▶ _What the task requires_
All of the entries, apart from their pictures, are to be copied verbatim.

########################################

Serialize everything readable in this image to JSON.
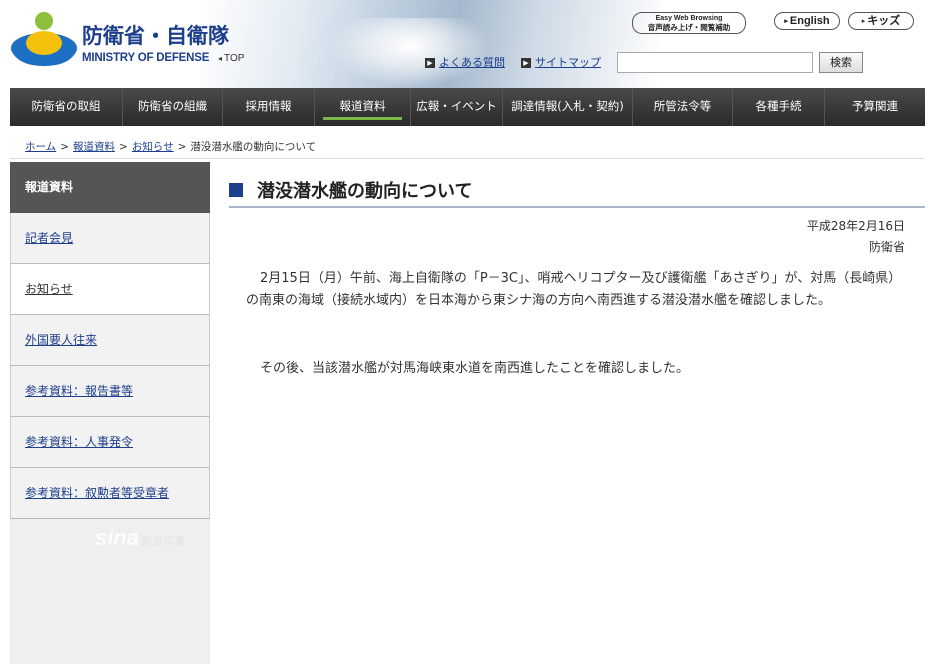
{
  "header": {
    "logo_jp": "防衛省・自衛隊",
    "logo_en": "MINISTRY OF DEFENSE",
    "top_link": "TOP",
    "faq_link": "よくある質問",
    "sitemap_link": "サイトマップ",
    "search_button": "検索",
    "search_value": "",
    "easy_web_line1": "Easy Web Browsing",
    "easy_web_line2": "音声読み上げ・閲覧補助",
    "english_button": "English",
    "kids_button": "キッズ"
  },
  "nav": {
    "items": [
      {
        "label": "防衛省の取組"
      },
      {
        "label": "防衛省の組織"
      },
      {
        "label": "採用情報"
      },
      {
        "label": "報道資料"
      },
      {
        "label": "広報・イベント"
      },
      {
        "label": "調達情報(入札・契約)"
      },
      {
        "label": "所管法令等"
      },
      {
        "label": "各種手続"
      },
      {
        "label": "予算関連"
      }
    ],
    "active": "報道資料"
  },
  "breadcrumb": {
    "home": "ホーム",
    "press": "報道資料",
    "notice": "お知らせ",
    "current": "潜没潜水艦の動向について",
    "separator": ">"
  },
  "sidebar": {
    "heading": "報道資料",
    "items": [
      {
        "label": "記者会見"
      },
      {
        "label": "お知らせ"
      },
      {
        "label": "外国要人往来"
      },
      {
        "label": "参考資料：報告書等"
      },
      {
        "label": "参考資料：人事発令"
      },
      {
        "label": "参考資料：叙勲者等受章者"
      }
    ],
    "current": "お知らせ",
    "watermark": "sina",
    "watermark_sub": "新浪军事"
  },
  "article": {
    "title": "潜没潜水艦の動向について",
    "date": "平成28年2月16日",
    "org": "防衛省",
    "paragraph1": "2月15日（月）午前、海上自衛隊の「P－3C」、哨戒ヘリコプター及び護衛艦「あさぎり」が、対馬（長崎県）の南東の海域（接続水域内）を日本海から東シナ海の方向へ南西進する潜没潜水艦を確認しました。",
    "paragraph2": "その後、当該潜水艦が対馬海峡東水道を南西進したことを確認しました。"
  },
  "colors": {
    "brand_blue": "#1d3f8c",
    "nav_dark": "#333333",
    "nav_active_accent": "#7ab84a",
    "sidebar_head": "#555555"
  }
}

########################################

▶ _Result of this task_
Serialize everything readable in this image to JSON.
{
  "header": {
    "logo_jp": "防衛省・自衛隊",
    "logo_en": "MINISTRY OF DEFENSE",
    "top_link": "TOP",
    "faq_link": "よくある質問",
    "sitemap_link": "サイトマップ",
    "search_button": "検索",
    "search_value": "",
    "easy_web_line1": "Easy Web Browsing",
    "easy_web_line2": "音声読み上げ・閲覧補助",
    "english_button": "English",
    "kids_button": "キッズ"
  },
  "nav": {
    "items": [
      {
        "label": "防衛省の取組"
      },
      {
        "label": "防衛省の組織"
      },
      {
        "label": "採用情報"
      },
      {
        "label": "報道資料"
      },
      {
        "label": "広報・イベント"
      },
      {
        "label": "調達情報(入札・契約)"
      },
      {
        "label": "所管法令等"
      },
      {
        "label": "各種手続"
      },
      {
        "label": "予算関連"
      }
    ],
    "active": "報道資料"
  },
  "breadcrumb": {
    "home": "ホーム",
    "press": "報道資料",
    "notice": "お知らせ",
    "current": "潜没潜水艦の動向について",
    "separator": ">"
  },
  "sidebar": {
    "heading": "報道資料",
    "items": [
      {
        "label": "記者会見"
      },
      {
        "label": "お知らせ"
      },
      {
        "label": "外国要人往来"
      },
      {
        "label": "参考資料：報告書等"
      },
      {
        "label": "参考資料：人事発令"
      },
      {
        "label": "参考資料：叙勲者等受章者"
      }
    ],
    "current": "お知らせ",
    "watermark": "sina",
    "watermark_sub": "新浪军事"
  },
  "article": {
    "title": "潜没潜水艦の動向について",
    "date": "平成28年2月16日",
    "org": "防衛省",
    "paragraph1": "2月15日（月）午前、海上自衛隊の「P－3C」、哨戒ヘリコプター及び護衛艦「あさぎり」が、対馬（長崎県）の南東の海域（接続水域内）を日本海から東シナ海の方向へ南西進する潜没潜水艦を確認しました。",
    "paragraph2": "その後、当該潜水艦が対馬海峡東水道を南西進したことを確認しました。"
  },
  "colors": {
    "brand_blue": "#1d3f8c",
    "nav_dark": "#333333",
    "nav_active_accent": "#7ab84a",
    "sidebar_head": "#555555"
  }
}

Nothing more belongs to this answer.